Unfortunately, it appears the snapping behaviour disappears if you don't allow for moved windows to wobble, but that may be a failure to configure it properly. This will be updated if I can figure it out.
Expo + Desktop Wall
These two plugins compliment each other, as Desktop Wall provides a visual indication for when you move to a new workspace, and acts as a short-term mini-map larger than your workspace switcher in taskbar, without the need to always zoom out to see all of your workspaces at once.
Desktop Cube + Rotate Cube + Cube Reflection and Deformation + 3D Windows
These four plugins compliment each other, as while Desktop Cube is enabled to render all of your desktops in 3D space, Rotate Cube allows you to rotate the cube freely. Cube Reflection and Deformation allows you to manipulate the contours of the cube, so much as to make your 3D workspace a sphere if you really wanted, and 3D Windows gives stacked windows depth, by elevating stacked windows to a specified height away from one another.
This should work with Expo, and previously did but it seems bugged at the moment.
This addon works with both Desktop Cube and (should but does not work with) Expo. Static windows are rendered as a texture that is above other active elements, and whatever windows defined will not be affected by manipulating the cube or (should not but does affect windows within) Expo.
By default, all docks (such as mate-panel, docky, dockbar etc) will not be rendered in the cube, instead being rendered on a top layer. If you find everything in your desktop rotating being a distraction, or if there is an important sticky window you don't want affected by manipulation of your 3D / Extended 2D workspace, then this is the plugin you want.
Magnifier + Zoom Desktop + Enhanced Zoom Desktop
All of these functions are enhancers that will enlarge either a portion of the desktop, or the entire desktop depending on how you want to magnify it. All three of these functions are similar to Windows 8's default magnifier program.
Any of the five window switchers in Window Management
There vary in effect and functionality. Try them out, as they range from basic and plain to ornate and fancy. In order from what I believe is most basic to most advanced;
- Application switcher
Basic, ordinary, does the job.
- Static application switcher
A more personalized and capable version of the basic Application Switcher.
- Ring switcher
A switcher that arranges your open windows into a ring menu.
- Stack Window Switcher
A switcher that acts as a flat version of the 3D Windows plugin expressly for switching between applications.
- Shift Window Switcher
A switcher that acts like OS X's Cover Flow, Windows Vista's Aero Switcher, or anything in between.
You have plenty of options, so take your time with this. You could (in theory) use multiple switchers, but since they all do the same thing, you might be better off sticking to one.
All the other things
There is too much stuff to cover here, but a lot of it might be useful to you.
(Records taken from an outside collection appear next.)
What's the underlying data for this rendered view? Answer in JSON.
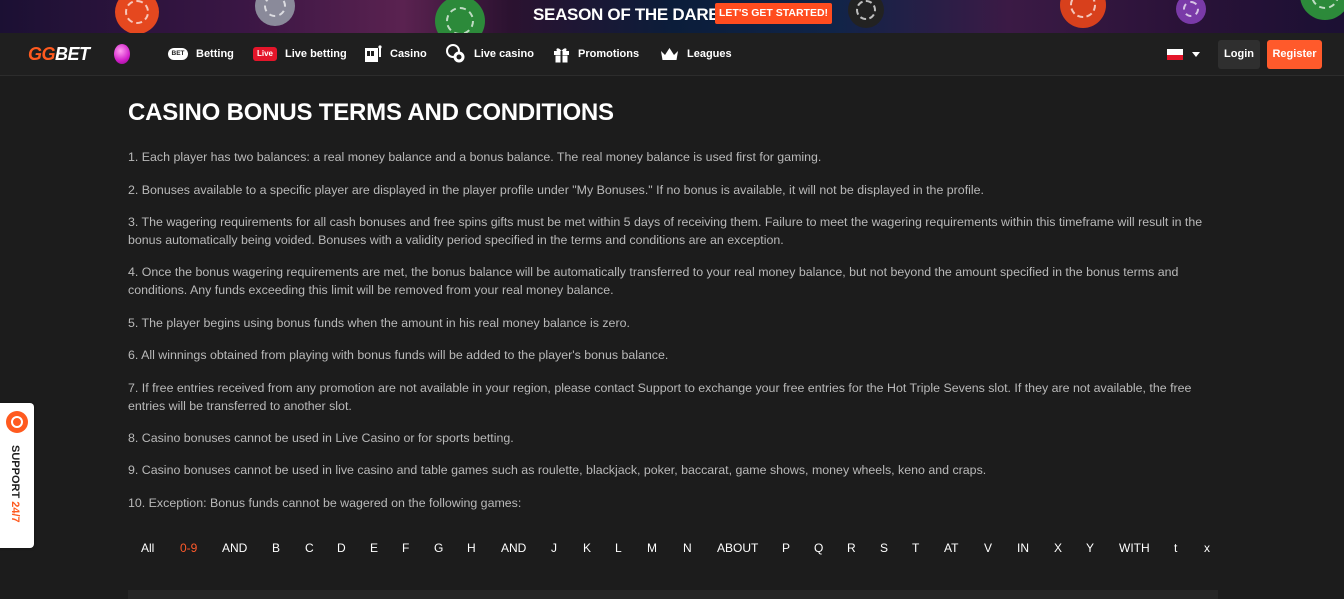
{
  "banner": {
    "title": "SEASON OF THE DARE",
    "cta": "LET'S GET STARTED!"
  },
  "nav": {
    "logo_gg": "GG",
    "logo_bet": "BET",
    "items": [
      {
        "label": "Betting",
        "icon": "bet-badge-icon",
        "badge": "BET"
      },
      {
        "label": "Live betting",
        "icon": "live-badge-icon",
        "badge": "Live"
      },
      {
        "label": "Casino",
        "icon": "slot-machine-icon"
      },
      {
        "label": "Live casino",
        "icon": "chips-icon"
      },
      {
        "label": "Promotions",
        "icon": "gift-icon"
      },
      {
        "label": "Leagues",
        "icon": "crown-icon"
      }
    ],
    "language": "pl",
    "login": "Login",
    "register": "Register"
  },
  "page": {
    "title": "CASINO BONUS TERMS AND CONDITIONS",
    "terms": [
      "1. Each player has two balances: a real money balance and a bonus balance. The real money balance is used first for gaming.",
      "2. Bonuses available to a specific player are displayed in the player profile under \"My Bonuses.\" If no bonus is available, it will not be displayed in the profile.",
      "3. The wagering requirements for all cash bonuses and free spins gifts must be met within 5 days of receiving them. Failure to meet the wagering requirements within this timeframe will result in the bonus automatically being voided. Bonuses with a validity period specified in the terms and conditions are an exception.",
      "4. Once the bonus wagering requirements are met, the bonus balance will be automatically transferred to your real money balance, but not beyond the amount specified in the bonus terms and conditions. Any funds exceeding this limit will be removed from your real money balance.",
      "5. The player begins using bonus funds when the amount in his real money balance is zero.",
      "6. All winnings obtained from playing with bonus funds will be added to the player's bonus balance.",
      "7. If free entries received from any promotion are not available in your region, please contact Support to exchange your free entries for the Hot Triple Sevens slot. If they are not available, the free entries will be transferred to another slot.",
      "8. Casino bonuses cannot be used in Live Casino or for sports betting.",
      "9. Casino bonuses cannot be used in live casino and table games such as roulette, blackjack, poker, baccarat, game shows, money wheels, keno and craps.",
      "10. Exception: Bonus funds cannot be wagered on the following games:"
    ],
    "alphabet": [
      "All",
      "0-9",
      "AND",
      "B",
      "C",
      "D",
      "E",
      "F",
      "G",
      "H",
      "AND",
      "J",
      "K",
      "L",
      "M",
      "N",
      "ABOUT",
      "P",
      "Q",
      "R",
      "S",
      "T",
      "AT",
      "V",
      "IN",
      "X",
      "Y",
      "WITH",
      "t",
      "x"
    ],
    "alphabet_active": "0-9"
  },
  "support": {
    "label_main": "SUPPORT ",
    "label_hours": "24/7"
  },
  "colors": {
    "accent": "#ff5a2b",
    "background": "#1c1c1c",
    "live_red": "#e4152a"
  }
}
Some plugins will also influence how windows appear when certain actions are taking place, some plugins affect the appearance of the desktop or of individual windows, some are dependent of other plugins, and must be enabled to show extra options in the plugins they depend on. Due to all of this complexity, something is bound to break, and when it does, hopefully you can find yourself back to the Marco compositor so you can resolve issues via ccsm, or you may have to trash directory ~/.config/compiz to get your desktop back.
When upgrading Ubuntu
Don't forget, to prevent any and all issues with upgrading Ubuntu, before you commit, change your window manager back to Marco. This will ensure you still have a desktop when all is said and done, and then you'll need to re-execute all of the above before switching back to Compiz, at least until an underlying library breaks this, which in all likelihood probably won't happen, but you never know with Canonical.
All the time I spent with soreau in #compiz-reloaded when I was trying to figure this crap out.